Work through the records that follow and return each line containing the word "likes".

Dataset excerpts
^^^^^^^^^^^^^^^^

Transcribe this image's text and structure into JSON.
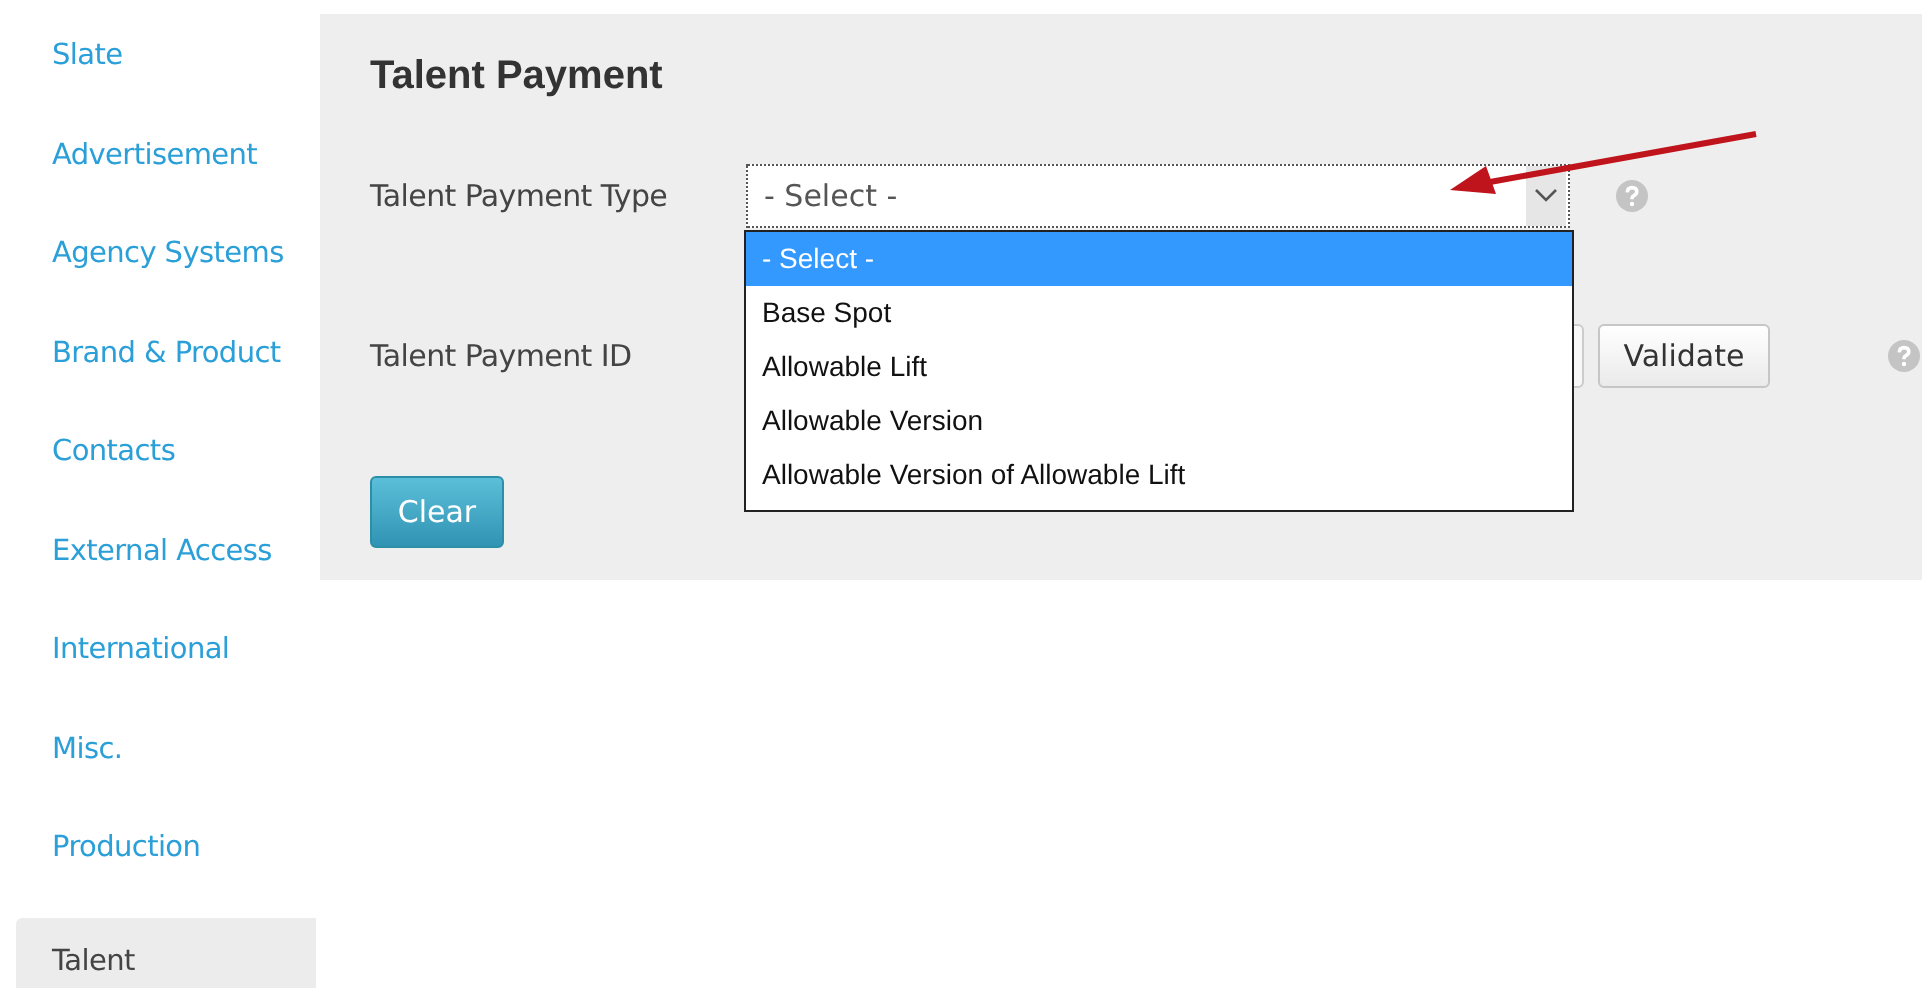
{
  "sidebar": {
    "items": [
      {
        "label": "Slate",
        "selected": false
      },
      {
        "label": "Advertisement",
        "selected": false
      },
      {
        "label": "Agency Systems",
        "selected": false
      },
      {
        "label": "Brand & Product",
        "selected": false
      },
      {
        "label": "Contacts",
        "selected": false
      },
      {
        "label": "External Access",
        "selected": false
      },
      {
        "label": "International",
        "selected": false
      },
      {
        "label": "Misc.",
        "selected": false
      },
      {
        "label": "Production",
        "selected": false
      },
      {
        "label": "Talent",
        "selected": true
      }
    ]
  },
  "panel": {
    "title": "Talent Payment",
    "payment_type": {
      "label": "Talent Payment Type",
      "value": "- Select -",
      "expanded": true,
      "options": [
        {
          "label": "- Select -",
          "selected": true
        },
        {
          "label": "Base Spot",
          "selected": false
        },
        {
          "label": "Allowable Lift",
          "selected": false
        },
        {
          "label": "Allowable Version",
          "selected": false
        },
        {
          "label": "Allowable Version of Allowable Lift",
          "selected": false
        }
      ]
    },
    "payment_id": {
      "label": "Talent Payment ID",
      "button": "Validate"
    },
    "clear_button": "Clear"
  }
}
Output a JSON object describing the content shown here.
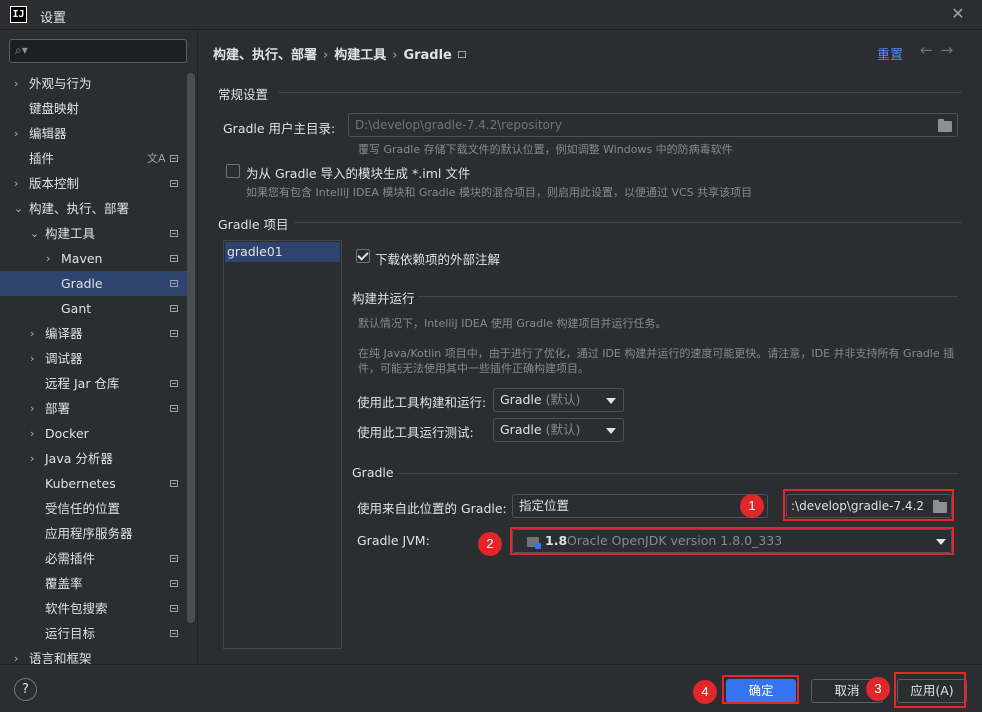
{
  "window": {
    "title": "设置",
    "logo": "IJ"
  },
  "search": {
    "placeholder": ""
  },
  "sidebar": {
    "items": [
      {
        "label": "外观与行为",
        "arrow": "›"
      },
      {
        "label": "键盘映射"
      },
      {
        "label": "编辑器",
        "arrow": "›"
      },
      {
        "label": "插件"
      },
      {
        "label": "版本控制",
        "arrow": "›"
      },
      {
        "label": "构建、执行、部署",
        "arrow": "⌄"
      },
      {
        "label": "构建工具",
        "arrow": "⌄"
      },
      {
        "label": "Maven",
        "arrow": "›"
      },
      {
        "label": "Gradle"
      },
      {
        "label": "Gant"
      },
      {
        "label": "编译器",
        "arrow": "›"
      },
      {
        "label": "调试器",
        "arrow": "›"
      },
      {
        "label": "远程 Jar 仓库"
      },
      {
        "label": "部署",
        "arrow": "›"
      },
      {
        "label": "Docker",
        "arrow": "›"
      },
      {
        "label": "Java 分析器",
        "arrow": "›"
      },
      {
        "label": "Kubernetes"
      },
      {
        "label": "受信任的位置"
      },
      {
        "label": "应用程序服务器"
      },
      {
        "label": "必需插件"
      },
      {
        "label": "覆盖率"
      },
      {
        "label": "软件包搜索"
      },
      {
        "label": "运行目标"
      },
      {
        "label": "语言和框架",
        "arrow": "›"
      }
    ]
  },
  "breadcrumb": {
    "part1": "构建、执行、部署",
    "part2": "构建工具",
    "part3": "Gradle",
    "sep": "›"
  },
  "header": {
    "reset": "重置",
    "back": "←",
    "forward": "→"
  },
  "general": {
    "section": "常规设置",
    "user_home_label": "Gradle 用户主目录:",
    "user_home_value": "D:\\develop\\gradle-7.4.2\\repository",
    "user_home_hint": "覆写 Gradle 存储下载文件的默认位置，例如调整 Windows 中的防病毒软件",
    "iml_label": "为从 Gradle 导入的模块生成 *.iml 文件",
    "iml_hint": "如果您有包含 IntelliJ IDEA 模块和 Gradle 模块的混合项目，则启用此设置，以便通过 VCS 共享该项目"
  },
  "project": {
    "section": "Gradle 项目",
    "items": [
      "gradle01"
    ],
    "download_annotations": "下载依赖项的外部注解",
    "build_run_section": "构建并运行",
    "build_run_hint1": "默认情况下，IntelliJ IDEA 使用 Gradle 构建项目并运行任务。",
    "build_run_hint2": "在纯 Java/Kotlin 项目中，由于进行了优化，通过 IDE 构建并运行的速度可能更快。请注意，IDE 并非支持所有 Gradle 插",
    "build_run_hint3": "件，可能无法使用其中一些插件正确构建项目。",
    "build_run_label": "使用此工具构建和运行:",
    "build_run_value": "Gradle",
    "build_run_default": "(默认)",
    "test_label": "使用此工具运行测试:",
    "test_value": "Gradle",
    "test_default": "(默认)",
    "gradle_section": "Gradle",
    "use_gradle_from_label": "使用来自此位置的 Gradle:",
    "use_gradle_from_value": "指定位置",
    "gradle_path": ":\\develop\\gradle-7.4.2",
    "jvm_label": "Gradle JVM:",
    "jvm_version": "1.8",
    "jvm_name": "Oracle OpenJDK version 1.8.0_333"
  },
  "annotations": {
    "b1": "1",
    "b2": "2",
    "b3": "3",
    "b4": "4"
  },
  "footer": {
    "help": "?",
    "ok": "确定",
    "cancel": "取消",
    "apply": "应用(A)"
  },
  "colors": {
    "accent": "#3574f0",
    "annotation_red": "#e0282b",
    "selection": "#2e436e"
  },
  "icons": {
    "search": "search-icon",
    "folder": "folder-icon",
    "settings_mark": "settings-mark-icon",
    "translate": "translate-icon"
  }
}
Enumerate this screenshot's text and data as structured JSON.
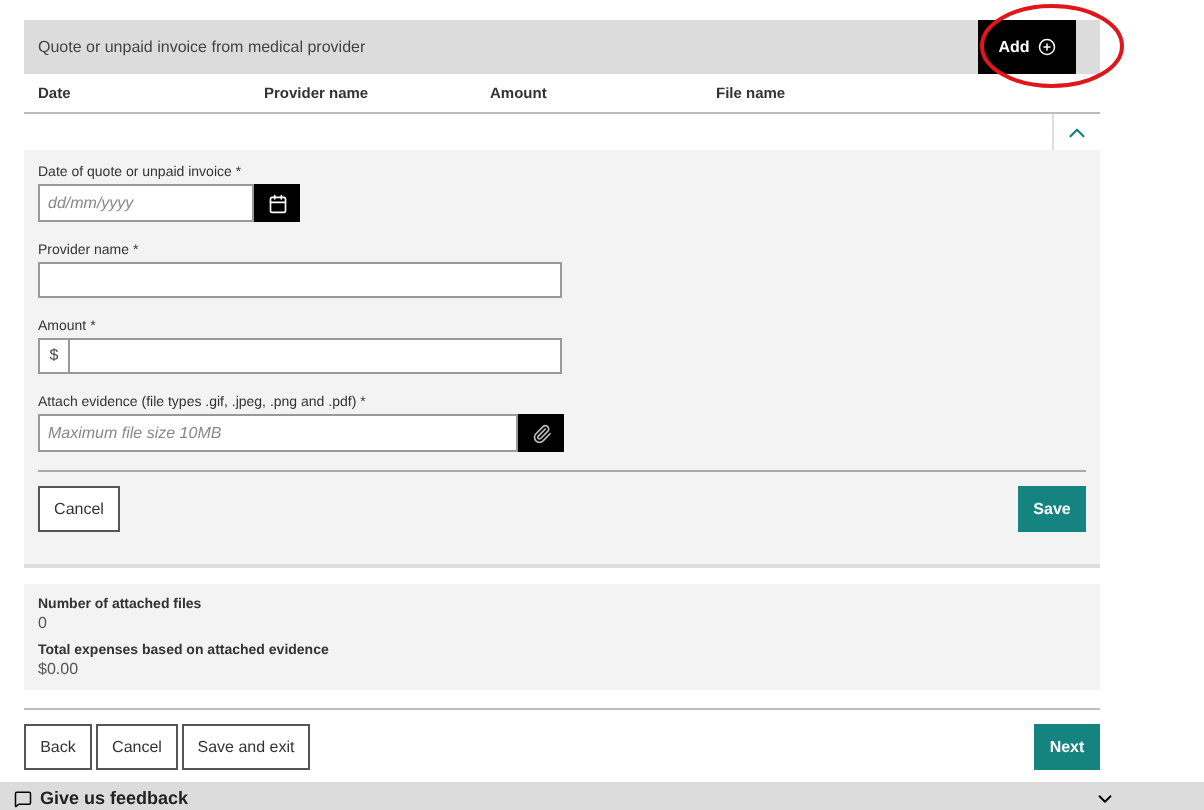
{
  "section": {
    "title": "Quote or unpaid invoice from medical provider",
    "add_button": "Add"
  },
  "columns": [
    "Date",
    "Provider name",
    "Amount",
    "File name"
  ],
  "form": {
    "expanded": true,
    "date": {
      "label": "Date of quote or unpaid invoice",
      "required": "*",
      "placeholder": "dd/mm/yyyy"
    },
    "provider": {
      "label": "Provider name",
      "required": "*"
    },
    "amount": {
      "label": "Amount",
      "required": "*",
      "prefix": "$"
    },
    "evidence": {
      "label": "Attach evidence (file types .gif, .jpeg, .png and .pdf)",
      "required": "*",
      "placeholder": "Maximum file size 10MB"
    },
    "cancel": "Cancel",
    "save": "Save"
  },
  "summary": [
    {
      "label": "Number of attached files",
      "value": "0"
    },
    {
      "label": "Total expenses based on attached evidence",
      "value": "$0.00"
    }
  ],
  "nav": {
    "back": "Back",
    "cancel": "Cancel",
    "save_exit": "Save and exit",
    "next": "Next"
  },
  "feedback": {
    "label": "Give us feedback"
  }
}
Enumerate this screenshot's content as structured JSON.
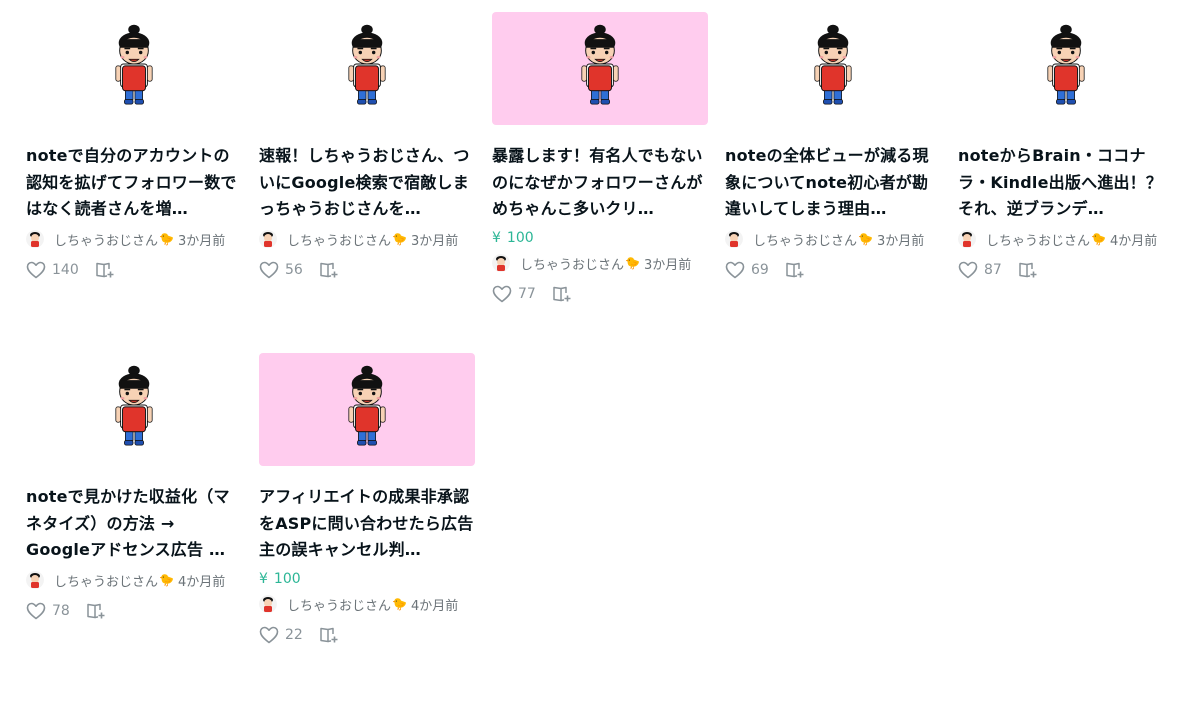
{
  "colors": {
    "accent": "#2cb696",
    "thumb_pink": "#ffccee",
    "text": "#08131a",
    "muted": "#6b7378"
  },
  "icons": {
    "like": "heart-outline-icon",
    "magazine": "magazine-add-icon",
    "badge": "chick-icon"
  },
  "cards": [
    {
      "title": "noteで自分のアカウントの認知を拡げてフォロワー数ではなく読者さんを増…",
      "price": "",
      "author": "しちゃうおじさん",
      "date": "3か月前",
      "likes": "140",
      "thumb": "white"
    },
    {
      "title": "速報！しちゃうおじさん、ついにGoogle検索で宿敵しまっちゃうおじさんを…",
      "price": "",
      "author": "しちゃうおじさん",
      "date": "3か月前",
      "likes": "56",
      "thumb": "white"
    },
    {
      "title": "暴露します！有名人でもないのになぜかフォロワーさんがめちゃんこ多いクリ…",
      "price": "100",
      "author": "しちゃうおじさん",
      "date": "3か月前",
      "likes": "77",
      "thumb": "pink"
    },
    {
      "title": "noteの全体ビューが減る現象についてnote初心者が勘違いしてしまう理由…",
      "price": "",
      "author": "しちゃうおじさん",
      "date": "3か月前",
      "likes": "69",
      "thumb": "white"
    },
    {
      "title": "noteからBrain・ココナラ・Kindle出版へ進出！？それ、逆ブランデ…",
      "price": "",
      "author": "しちゃうおじさん",
      "date": "4か月前",
      "likes": "87",
      "thumb": "white"
    },
    {
      "title": "noteで見かけた収益化（マネタイズ）の方法 → Googleアドセンス広告 …",
      "price": "",
      "author": "しちゃうおじさん",
      "date": "4か月前",
      "likes": "78",
      "thumb": "white"
    },
    {
      "title": "アフィリエイトの成果非承認をASPに問い合わせたら広告主の誤キャンセル判…",
      "price": "100",
      "author": "しちゃうおじさん",
      "date": "4か月前",
      "likes": "22",
      "thumb": "pink"
    }
  ]
}
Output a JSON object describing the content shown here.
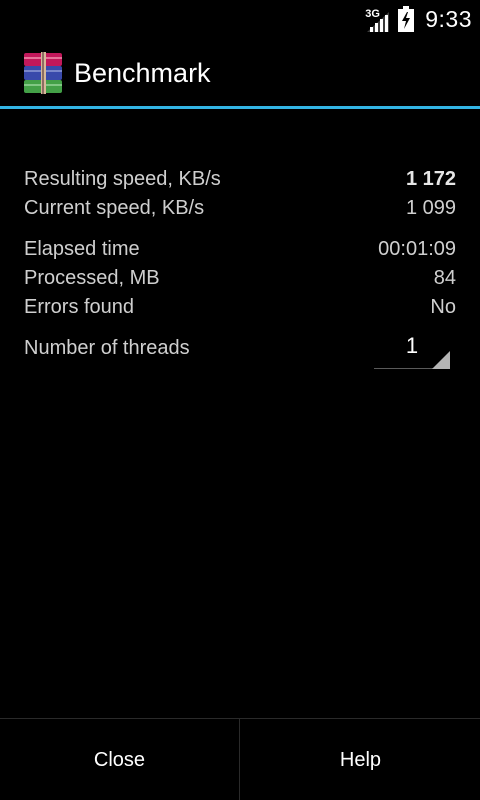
{
  "status_bar": {
    "network_type": "3G",
    "time": "9:33",
    "icons": [
      "signal-icon",
      "battery-charging-icon"
    ]
  },
  "title_bar": {
    "title": "Benchmark",
    "icon": "winrar-books-icon",
    "accent_color": "#33b5e5"
  },
  "stats": {
    "resulting_speed": {
      "label": "Resulting speed, KB/s",
      "value": "1 172"
    },
    "current_speed": {
      "label": "Current speed, KB/s",
      "value": "1 099"
    },
    "elapsed_time": {
      "label": "Elapsed time",
      "value": "00:01:09"
    },
    "processed": {
      "label": "Processed, MB",
      "value": "84"
    },
    "errors": {
      "label": "Errors found",
      "value": "No"
    },
    "threads": {
      "label": "Number of threads",
      "value": "1"
    }
  },
  "buttons": {
    "close": "Close",
    "help": "Help"
  }
}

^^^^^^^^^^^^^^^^

OUTPUT
      "likes": "140",
      "likes": "56",
      "likes": "77",
      "likes": "69",
      "likes": "87",
      "likes": "78",
      "likes": "22",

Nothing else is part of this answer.